FILMING A CASE STUDY - PICTURE BY FIERY RED
Although smartphone video technology has advanced in recent years the key rules for making acceptable video have not changed.
  • Background - choose a background that supports your message, does not distract and does not have obvious flaws such as people walking by and staring at the camera.  Greenscreen offers many possibilities but needs a lot of post-production effort.
  • Lighting - typical smartphones take care of this automatically but do avoid stark lighting.  If you do have additional lights, bounce them off the ceiling to give a diffused effect.
  • Sound quality - an external mic is best but do make sure that it has the power to amplify the voice and cut out the background noise.  Even the quietest scene will pick up traffic, the hum of computers and lights and loud voices in the vicinity.
  • Focus - this is the one thing that cannot be fixed in the editing suite.  Learn how your smartphone can focus on a subject (normally by holding a finger on the screen at the position you want to focus on) and then keep the camera still.
Now all you need is some killer material to capture....  

Thursday, 14 March 2019

Playing games

Higher Education has been slow to embrace a technique and concept used extensively by corporate educators, many employers, social media and sport - gamification. (click on the link to provide a full explanation in the context of the undergraduate degree).

PICTURE COURTESY OF COOLDESIGN AT FREEDIGITALPHOTOS.NET

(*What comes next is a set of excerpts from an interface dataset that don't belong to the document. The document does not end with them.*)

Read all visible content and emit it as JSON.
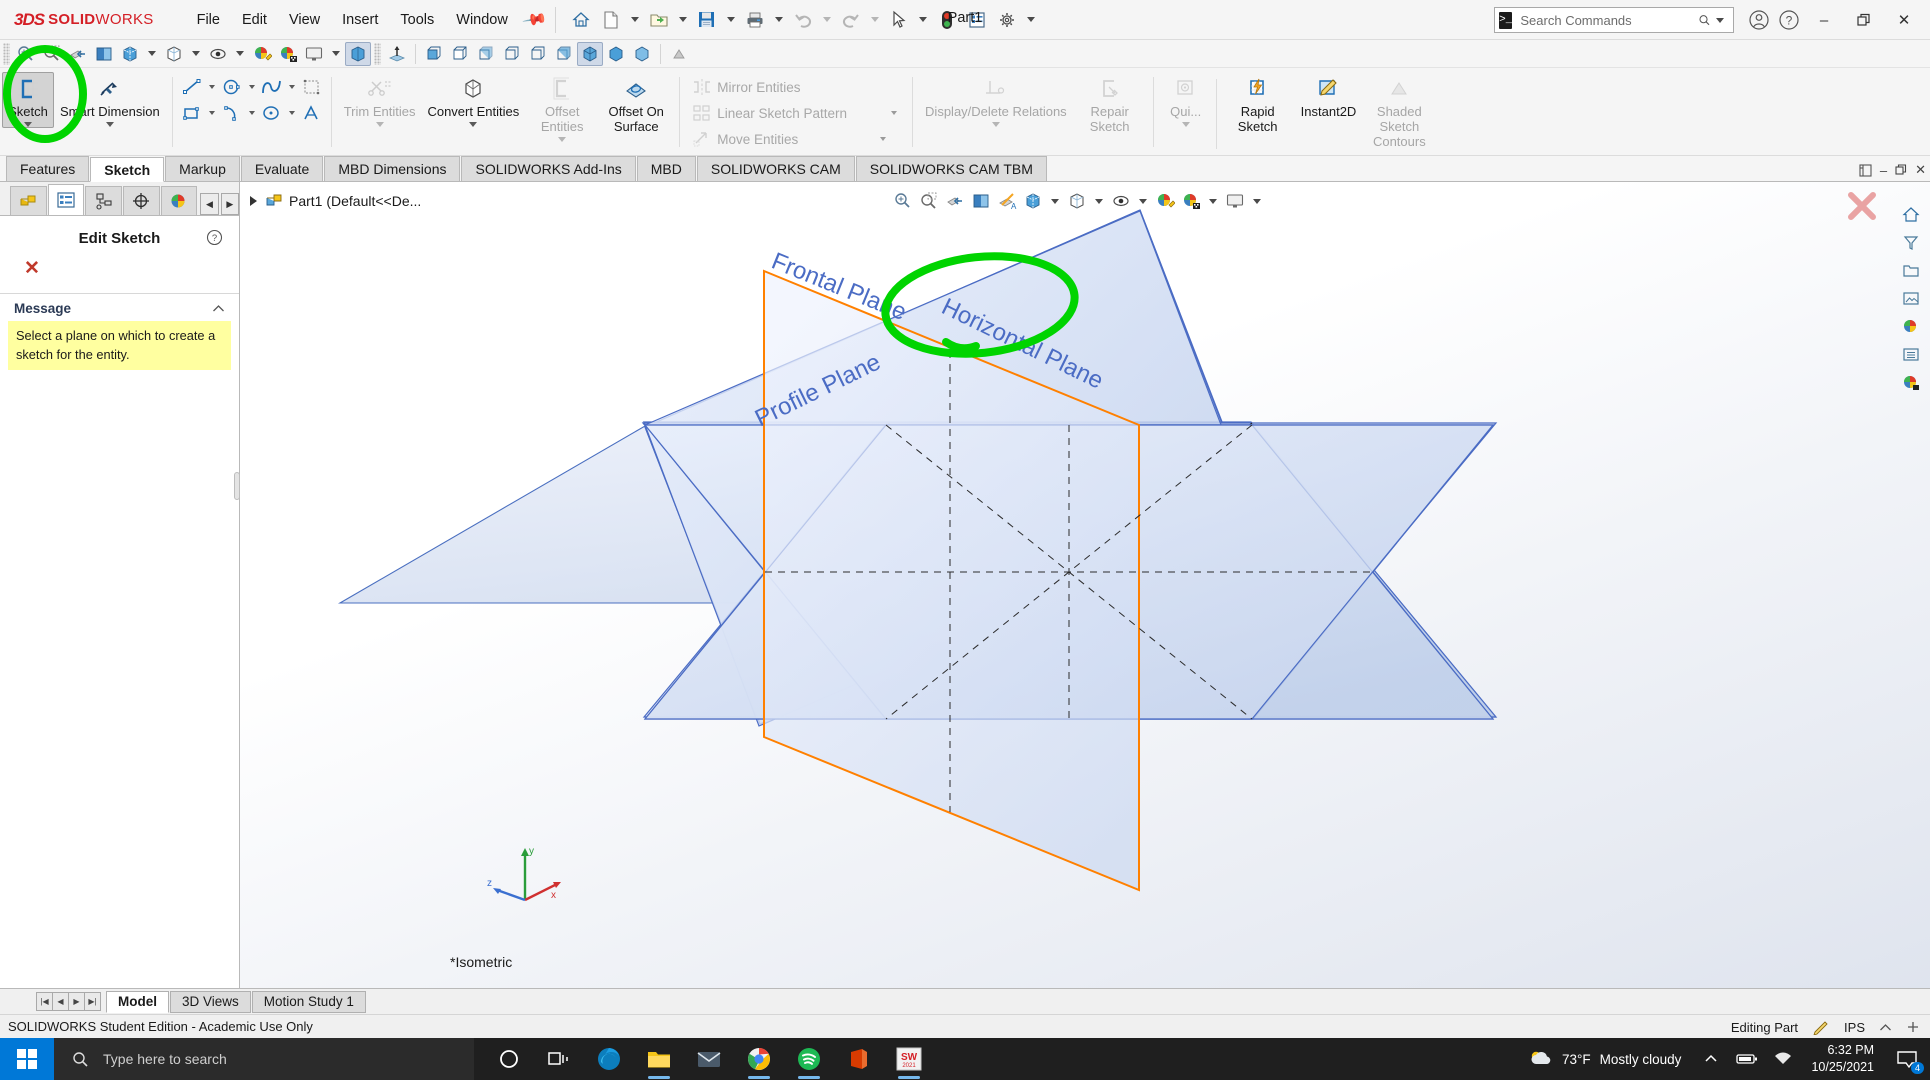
{
  "app": {
    "brand_ds": "3DS",
    "brand_solid": "SOLID",
    "brand_works": "WORKS",
    "document_title": "Part1",
    "accent_color": "#d41f26",
    "highlight_color": "#00d400"
  },
  "menubar": {
    "items": [
      {
        "label": "File"
      },
      {
        "label": "Edit"
      },
      {
        "label": "View"
      },
      {
        "label": "Insert"
      },
      {
        "label": "Tools"
      },
      {
        "label": "Window"
      }
    ],
    "pin_icon": "pin-icon"
  },
  "quick_access": {
    "buttons": [
      {
        "name": "home-icon",
        "label": "Home"
      },
      {
        "name": "new-document-icon",
        "label": "New"
      },
      {
        "name": "open-folder-icon",
        "label": "Open"
      },
      {
        "name": "save-icon",
        "label": "Save"
      },
      {
        "name": "print-icon",
        "label": "Print"
      },
      {
        "name": "undo-icon",
        "label": "Undo"
      },
      {
        "name": "redo-icon",
        "label": "Redo"
      },
      {
        "name": "select-cursor-icon",
        "label": "Select"
      },
      {
        "name": "rebuild-icon",
        "label": "Rebuild"
      },
      {
        "name": "options-list-icon",
        "label": "Options List"
      },
      {
        "name": "gear-icon",
        "label": "Options"
      }
    ]
  },
  "search": {
    "placeholder": "Search Commands",
    "value": "",
    "icon": "search-icon"
  },
  "window_controls": {
    "account": "account-icon",
    "help": "help-icon",
    "minimize": "–",
    "restore": "restore-icon",
    "close": "✕"
  },
  "view_toolbar": {
    "buttons": [
      {
        "name": "zoom-to-fit-icon"
      },
      {
        "name": "zoom-to-area-icon"
      },
      {
        "name": "section-view-icon"
      },
      {
        "name": "view-orientation-icon"
      },
      {
        "name": "display-style-icon"
      },
      {
        "name": "hide-show-items-icon"
      },
      {
        "name": "edit-appearance-icon"
      },
      {
        "name": "apply-scene-icon"
      },
      {
        "name": "view-settings-icon"
      },
      {
        "name": "normal-to-icon"
      }
    ],
    "orientation_cubes": 9
  },
  "ribbon": {
    "groups": [
      {
        "name": "sketch-group",
        "buttons": [
          {
            "name": "sketch-button",
            "label": "Sketch",
            "icon": "sketch-icon",
            "state": "selected",
            "has_dropdown": true
          },
          {
            "name": "smart-dimension-button",
            "label": "Smart Dimension",
            "icon": "smart-dimension-icon",
            "state": "normal",
            "has_dropdown": true
          }
        ]
      },
      {
        "name": "entities-group",
        "small_tools": [
          {
            "name": "line-tool-icon",
            "dropdown": true
          },
          {
            "name": "circle-tool-icon",
            "dropdown": true
          },
          {
            "name": "spline-tool-icon",
            "dropdown": true
          },
          {
            "name": "rectangle-tool-icon",
            "dropdown": true
          },
          {
            "name": "arc-tool-icon",
            "dropdown": true
          },
          {
            "name": "ellipse-tool-icon",
            "dropdown": true
          },
          {
            "name": "sketch-fillet-icon",
            "dropdown": true
          },
          {
            "name": "point-tool-icon",
            "dropdown": true
          },
          {
            "name": "text-tool-icon",
            "dropdown": false
          },
          {
            "name": "plane-tool-icon",
            "dropdown": false
          }
        ]
      },
      {
        "name": "edit-group",
        "buttons": [
          {
            "name": "trim-entities-button",
            "label": "Trim Entities",
            "icon": "trim-entities-icon",
            "state": "disabled",
            "has_dropdown": true
          },
          {
            "name": "convert-entities-button",
            "label": "Convert Entities",
            "icon": "convert-entities-icon",
            "state": "normal",
            "has_dropdown": true
          },
          {
            "name": "offset-entities-button",
            "label": "Offset Entities",
            "icon": "offset-entities-icon",
            "state": "disabled",
            "has_dropdown": true
          },
          {
            "name": "offset-on-surface-button",
            "label": "Offset On Surface",
            "icon": "offset-on-surface-icon",
            "state": "normal",
            "has_dropdown": false
          }
        ]
      },
      {
        "name": "pattern-group",
        "rows": [
          {
            "name": "mirror-entities-button",
            "label": "Mirror Entities",
            "icon": "mirror-entities-icon",
            "state": "disabled",
            "has_dropdown": false
          },
          {
            "name": "linear-sketch-pattern-button",
            "label": "Linear Sketch Pattern",
            "icon": "linear-sketch-pattern-icon",
            "state": "disabled",
            "has_dropdown": true
          },
          {
            "name": "move-entities-button",
            "label": "Move Entities",
            "icon": "move-entities-icon",
            "state": "disabled",
            "has_dropdown": true
          }
        ]
      },
      {
        "name": "relations-group",
        "buttons": [
          {
            "name": "display-delete-relations-button",
            "label": "Display/Delete Relations",
            "icon": "display-delete-relations-icon",
            "state": "disabled",
            "has_dropdown": true
          },
          {
            "name": "repair-sketch-button",
            "label": "Repair Sketch",
            "icon": "repair-sketch-icon",
            "state": "disabled",
            "has_dropdown": false
          }
        ]
      },
      {
        "name": "tools-group",
        "buttons": [
          {
            "name": "quick-snaps-button",
            "label": "Qui...",
            "icon": "quick-snaps-icon",
            "state": "disabled",
            "has_dropdown": true
          },
          {
            "name": "rapid-sketch-button",
            "label": "Rapid Sketch",
            "icon": "rapid-sketch-icon",
            "state": "normal",
            "has_dropdown": false
          },
          {
            "name": "instant2d-button",
            "label": "Instant2D",
            "icon": "instant2d-icon",
            "state": "normal",
            "has_dropdown": false
          },
          {
            "name": "shaded-sketch-contours-button",
            "label": "Shaded Sketch Contours",
            "icon": "shaded-sketch-contours-icon",
            "state": "disabled",
            "has_dropdown": false
          }
        ]
      }
    ]
  },
  "ribbon_tabs": {
    "items": [
      {
        "label": "Features",
        "active": false
      },
      {
        "label": "Sketch",
        "active": true
      },
      {
        "label": "Markup",
        "active": false
      },
      {
        "label": "Evaluate",
        "active": false
      },
      {
        "label": "MBD Dimensions",
        "active": false
      },
      {
        "label": "SOLIDWORKS Add-Ins",
        "active": false
      },
      {
        "label": "MBD",
        "active": false
      },
      {
        "label": "SOLIDWORKS CAM",
        "active": false
      },
      {
        "label": "SOLIDWORKS CAM TBM",
        "active": false
      }
    ]
  },
  "left_panel": {
    "tabs": [
      {
        "name": "feature-manager-tab",
        "icon": "feature-tree-icon",
        "active": false
      },
      {
        "name": "property-manager-tab",
        "icon": "property-manager-icon",
        "active": true
      },
      {
        "name": "configuration-manager-tab",
        "icon": "configuration-icon",
        "active": false
      },
      {
        "name": "dimxpert-manager-tab",
        "icon": "dimxpert-icon",
        "active": false
      },
      {
        "name": "display-manager-tab",
        "icon": "display-manager-icon",
        "active": false
      }
    ],
    "nav_prev": "◀",
    "nav_next": "▶",
    "property_manager": {
      "title": "Edit Sketch",
      "help_icon": "help-icon",
      "cancel_icon": "cancel-x-icon",
      "section_label": "Message",
      "collapse_icon": "chevron-up-icon",
      "message": "Select a plane on which to create a sketch for the entity."
    }
  },
  "feature_tree": {
    "root_label": "Part1  (Default<<De...",
    "expand_icon": "expand-arrow-icon",
    "part_icon": "part-icon"
  },
  "graphics": {
    "view_label": "*Isometric",
    "close_icon": "close-x-icon",
    "triad": {
      "x": "x",
      "y": "y",
      "z": "z"
    },
    "planes": [
      {
        "name": "Frontal Plane",
        "color": "#4a7ebb"
      },
      {
        "name": "Horizontal Plane",
        "color": "#4a7ebb"
      },
      {
        "name": "Profile Plane",
        "color": "#4a7ebb"
      }
    ],
    "highlighted_plane_outline": "#ff8000",
    "right_toolbar": [
      {
        "name": "view-home-icon"
      },
      {
        "name": "view-orientation-icon"
      },
      {
        "name": "view-previous-icon"
      },
      {
        "name": "view-section-icon"
      },
      {
        "name": "view-display-style-icon"
      },
      {
        "name": "view-hide-show-icon"
      },
      {
        "name": "view-scene-icon"
      }
    ]
  },
  "bottom_tabs": {
    "nav": [
      "|◀",
      "◀",
      "▶",
      "▶|"
    ],
    "items": [
      {
        "label": "Model",
        "active": true
      },
      {
        "label": "3D Views",
        "active": false
      },
      {
        "label": "Motion Study 1",
        "active": false
      }
    ]
  },
  "statusbar": {
    "license_text": "SOLIDWORKS Student Edition - Academic Use Only",
    "mode": "Editing Part",
    "units": "IPS",
    "sketch_icon": "sketch-status-icon",
    "expand_icon": "chevron-up-icon"
  },
  "taskbar": {
    "start_icon": "windows-start-icon",
    "search_placeholder": "Type here to search",
    "search_icon": "search-icon",
    "apps": [
      {
        "name": "cortana-icon",
        "running": false
      },
      {
        "name": "task-view-icon",
        "running": false
      },
      {
        "name": "microsoft-edge-icon",
        "running": false
      },
      {
        "name": "file-explorer-icon",
        "running": true
      },
      {
        "name": "mail-icon",
        "running": false
      },
      {
        "name": "google-chrome-icon",
        "running": true
      },
      {
        "name": "spotify-icon",
        "running": true
      },
      {
        "name": "office-icon",
        "running": false
      },
      {
        "name": "solidworks-icon",
        "running": true
      }
    ],
    "weather": {
      "icon": "partly-cloudy-icon",
      "temperature": "73°F",
      "condition": "Mostly cloudy"
    },
    "tray": [
      {
        "name": "show-hidden-icons-chevron"
      },
      {
        "name": "battery-icon"
      },
      {
        "name": "network-icon"
      }
    ],
    "clock": {
      "time": "6:32 PM",
      "date": "10/25/2021"
    },
    "notifications": {
      "icon": "action-center-icon",
      "count": "4"
    }
  },
  "annotations": {
    "sketch_button_circle": {
      "color": "#00d400",
      "shape": "ellipse"
    },
    "frontal_plane_circle": {
      "color": "#00d400",
      "shape": "ellipse"
    }
  }
}
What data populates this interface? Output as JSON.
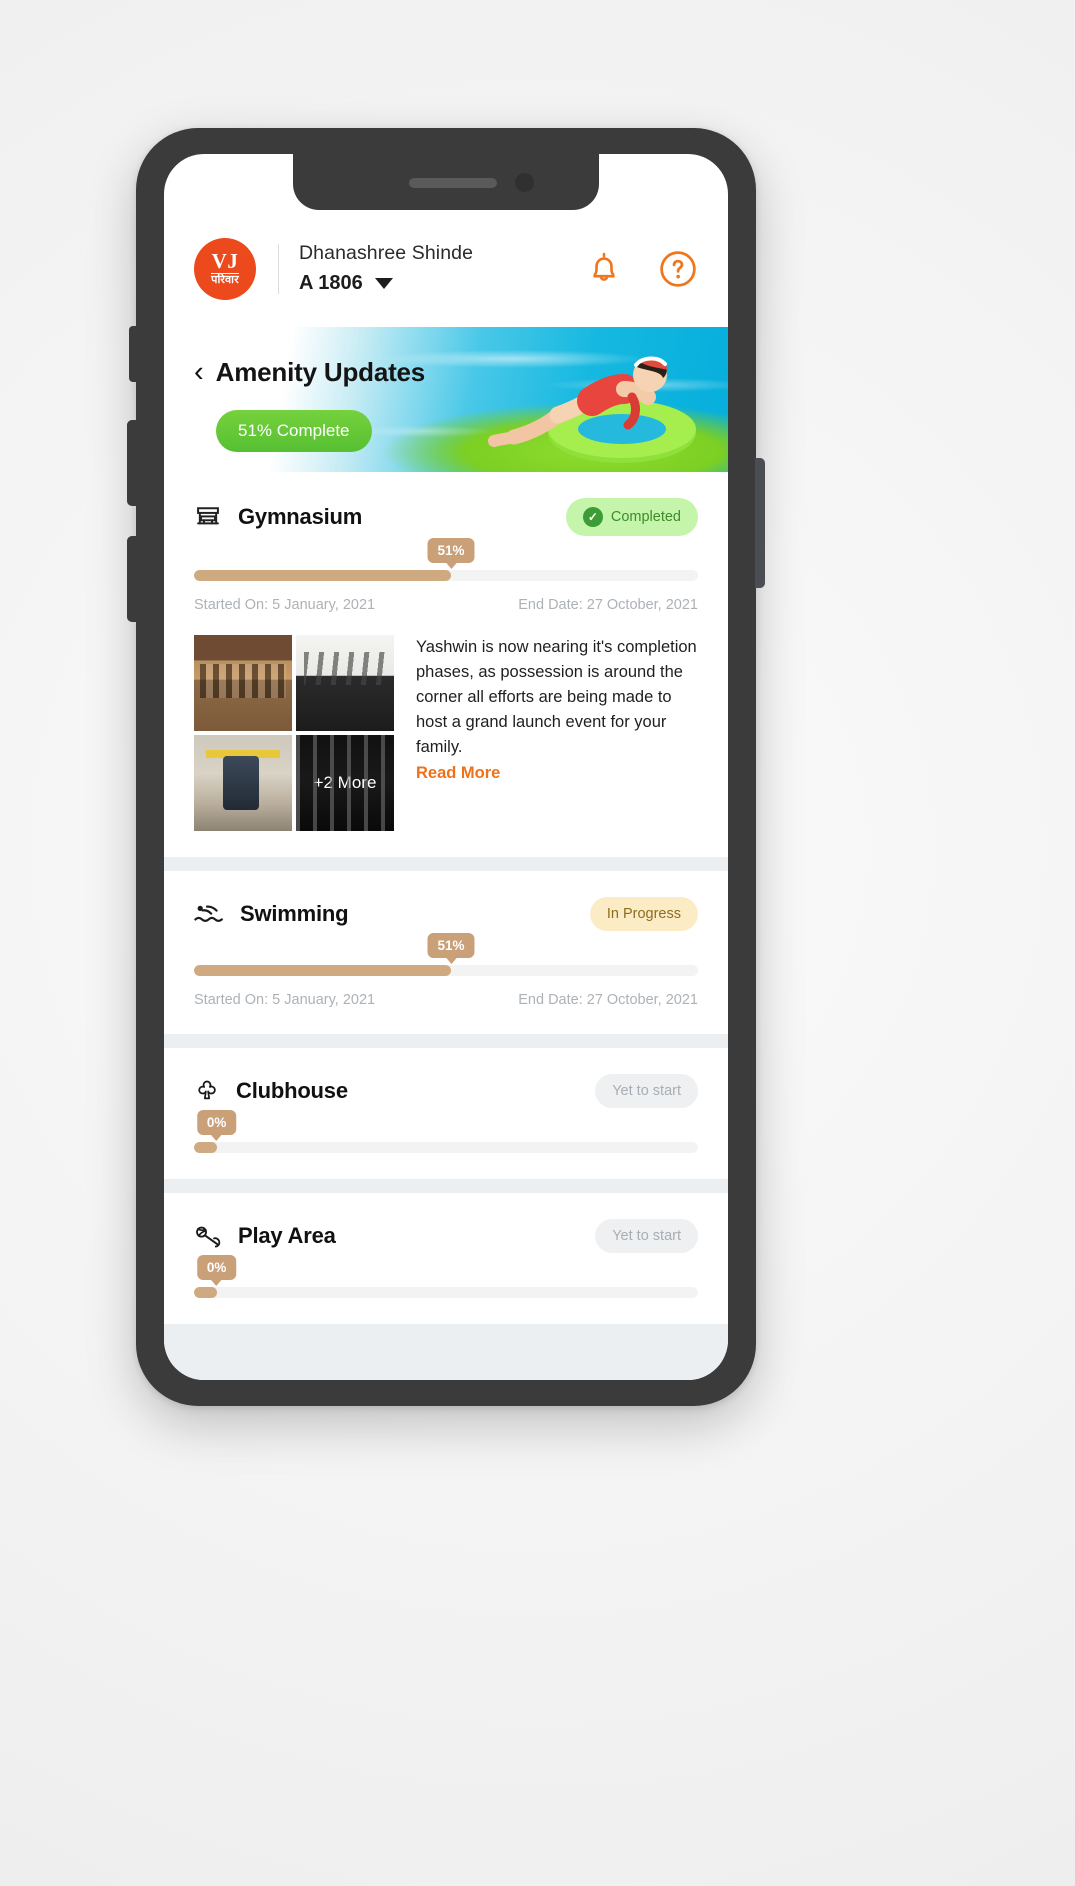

Key concepts in gamification are:
  • The sense of competition - we love to win;
  • Risk and Uncertainty - the unknown - not everything can be controlled by an algorithm;
  • Opportunity to put lessons to use (feedback plus repetition)
  • Complexity - just like real life, and
  • Reward - Normally the warm glow of a job well done...but virtual badges and icons seem to work reasonably well too.
Oh, and another vital couple of ingredients:
  • Imagination from the tutor and the students, and
  • Risk (again) - but this time on the part of the tutor, it's so much easier to conform to traditional lecture and seminar formats.
So, what's stopping you?